Master Limited Partnerships
Master limited partnership (MLP) investments offer a simple value proposition: tax-advantaged high yields and strong recession-resistant growth potential.
MLPs allow investors to defer much of their personal income tax liability for years into the future or, in many cases, indefinitely. Unlike regular corporations, a master limited partnership doesn’t pay traditional corporate-level tax. Instead, these partnerships pass through the majority of their income to investors in the form of regular quarterly distributions. In other words, 80 to 90 percent of the distribution you receive from the MLP is tax-deferred.

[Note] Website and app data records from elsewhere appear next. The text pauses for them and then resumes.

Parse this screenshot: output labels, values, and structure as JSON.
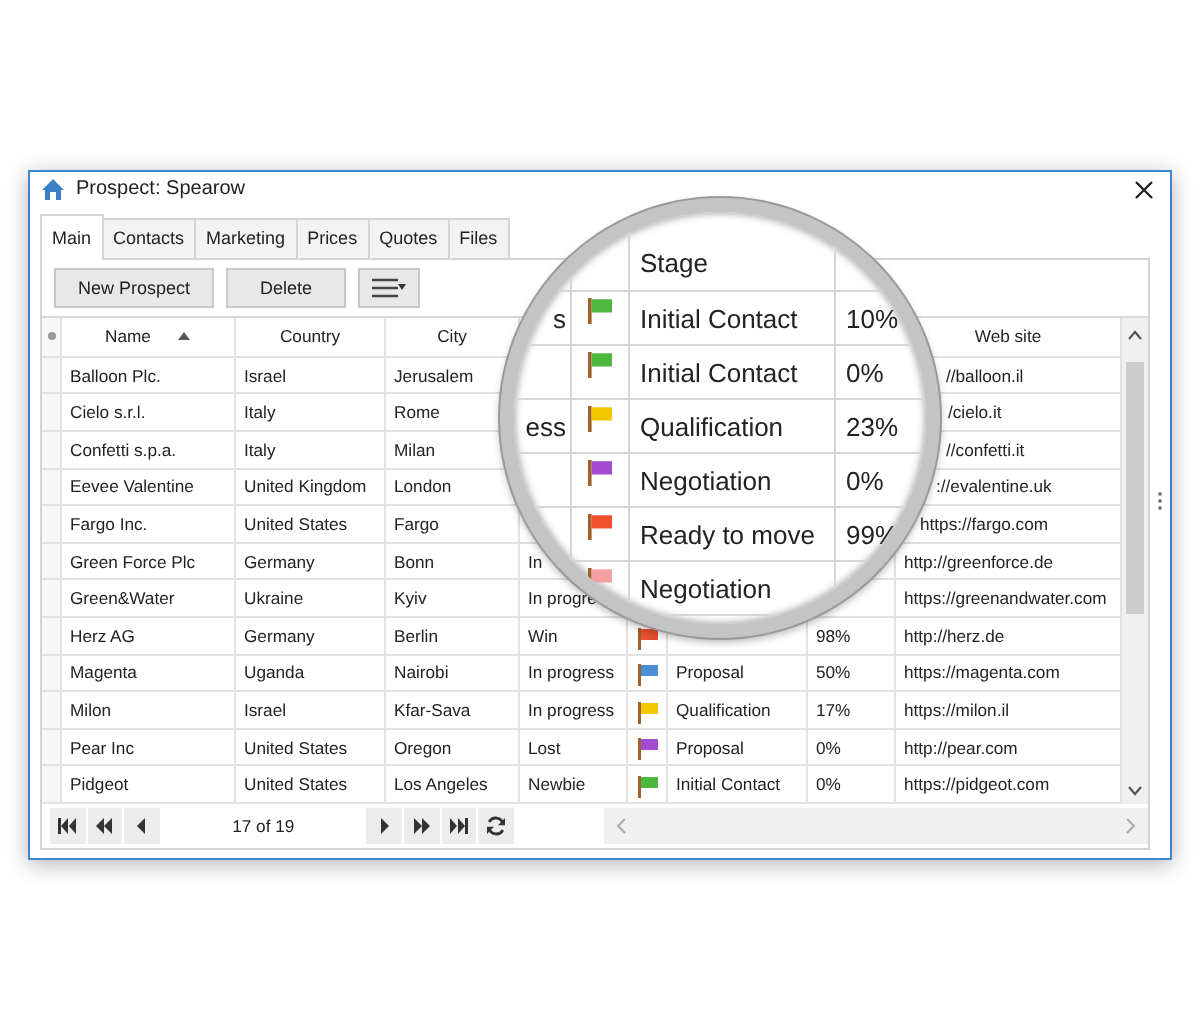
{
  "window": {
    "title": "Prospect: Spearow"
  },
  "tabs": [
    {
      "label": "Main",
      "selected": true
    },
    {
      "label": "Contacts",
      "selected": false
    },
    {
      "label": "Marketing",
      "selected": false
    },
    {
      "label": "Prices",
      "selected": false
    },
    {
      "label": "Quotes",
      "selected": false
    },
    {
      "label": "Files",
      "selected": false
    }
  ],
  "toolbar": {
    "buttons": [
      "New Prospect",
      "Delete"
    ]
  },
  "table": {
    "columns": [
      {
        "label": "Name",
        "sorted": true
      },
      {
        "label": "Country",
        "sorted": false
      },
      {
        "label": "City",
        "sorted": false
      },
      {
        "label": "Web site",
        "sorted": false
      }
    ],
    "rows": [
      {
        "name": "Balloon Plc.",
        "country": "Israel",
        "city": "Jerusalem",
        "web_site": "//balloon.il"
      },
      {
        "name": "Cielo s.r.l.",
        "country": "Italy",
        "city": "Rome",
        "web_site": "/cielo.it"
      },
      {
        "name": "Confetti s.p.a.",
        "country": "Italy",
        "city": "Milan",
        "web_site": "//confetti.it"
      },
      {
        "name": "Eevee Valentine",
        "country": "United Kingdom",
        "city": "London",
        "web_site": "://evalentine.uk"
      },
      {
        "name": "Fargo Inc.",
        "country": "United States",
        "city": "Fargo",
        "web_site": "https://fargo.com"
      },
      {
        "name": "Green Force Plc",
        "country": "Germany",
        "city": "Bonn",
        "status": "In",
        "web_site": "http://greenforce.de"
      },
      {
        "name": "Green&Water",
        "country": "Ukraine",
        "city": "Kyiv",
        "status": "In progre",
        "web_site": "https://greenandwater.com"
      },
      {
        "name": "Herz AG",
        "country": "Germany",
        "city": "Berlin",
        "status": "Win",
        "color": "#e8502c",
        "probability": "98%",
        "web_site": "http://herz.de"
      },
      {
        "name": "Magenta",
        "country": "Uganda",
        "city": "Nairobi",
        "status": "In progress",
        "color": "#4a8fd6",
        "stage": "Proposal",
        "probability": "50%",
        "web_site": "https://magenta.com"
      },
      {
        "name": "Milon",
        "country": "Israel",
        "city": "Kfar-Sava",
        "status": "In progress",
        "color": "#f2c600",
        "stage": "Qualification",
        "probability": "17%",
        "web_site": "https://milon.il"
      },
      {
        "name": "Pear Inc",
        "country": "United States",
        "city": "Oregon",
        "status": "Lost",
        "color": "#a24ad0",
        "stage": "Proposal",
        "probability": "0%",
        "web_site": "http://pear.com"
      },
      {
        "name": "Pidgeot",
        "country": "United States",
        "city": "Los Angeles",
        "status": "Newbie",
        "color": "#4cb83c",
        "stage": "Initial Contact",
        "probability": "0%",
        "web_site": "https://pidgeot.com"
      }
    ]
  },
  "pager": {
    "position": "17 of 19"
  },
  "magnifier": {
    "columns": [
      "Stage"
    ],
    "rows": [
      {
        "status": "s",
        "color": "#4cb83c",
        "stage": "Initial Contact",
        "probability": "10%"
      },
      {
        "color": "#4cb83c",
        "stage": "Initial Contact",
        "probability": "0%"
      },
      {
        "status": "ess",
        "color": "#f2c600",
        "stage": "Qualification",
        "probability": "23%"
      },
      {
        "color": "#a24ad0",
        "stage": "Negotiation",
        "probability": "0%"
      },
      {
        "color": "#f0502c",
        "stage": "Ready to move",
        "probability": "99%"
      },
      {
        "color": "#f4a0a0",
        "stage": "Negotiation"
      }
    ]
  }
}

Learn more about how to add master limited partnerships to your portfolio with the latest in-depth analysis in the archive below. For a detailed understanding of the MLPs, including what they do, how they are taxed and the best plays to consider for your portfolio, check out our free guide: MLPs: High Yields and Low Taxes.
One stock has outperformed the Alerian MLP Index over the past decade and exhibited even less volatility: Kinder Morgan Energy Partners LP (NYSE: KMP).
Investors shouldn't worry about the federal government imposing restrictive regulations on hydraulic fracturing.
Recent deal flow in the Marcellus Shale highlights a number of key trends.
Mounting concerns about Spain’s economic mess, combined with poor US employment numbers, are casting a pall over stocks. A silver lining among these clouds: our favorite high-yield US trusts and MLPs have pulled back off recent highs, as we come close to a buying opportunity in these groups.
Caution remains the prudent strategy, as investors get carried away and mistake a few economic tailwinds for a secular shift. We’ve had a great run, but now's the time to lock in some gains.
With upstream operators ramping up appraisal and development programs in the Ohio portion of the Utica Shale, midstream companies have launched a number of projects to support these efforts.
All too often, investors focus on a master limited partnership’s yield rather than its underlying business. This shortsightedness is hardly a new problem.
MLPs face a new challenge in 2012: valuations. Taking advantage of the market's misperceptions and pricing inefficiencies will be the key to outperforming in 2012.
Master limited partnerships (MLP) are one of the surest groups for solid growth and sustainable distributions.
Investor psychology and demographics will also contribute to master limited partnerships' long-term growth prospects.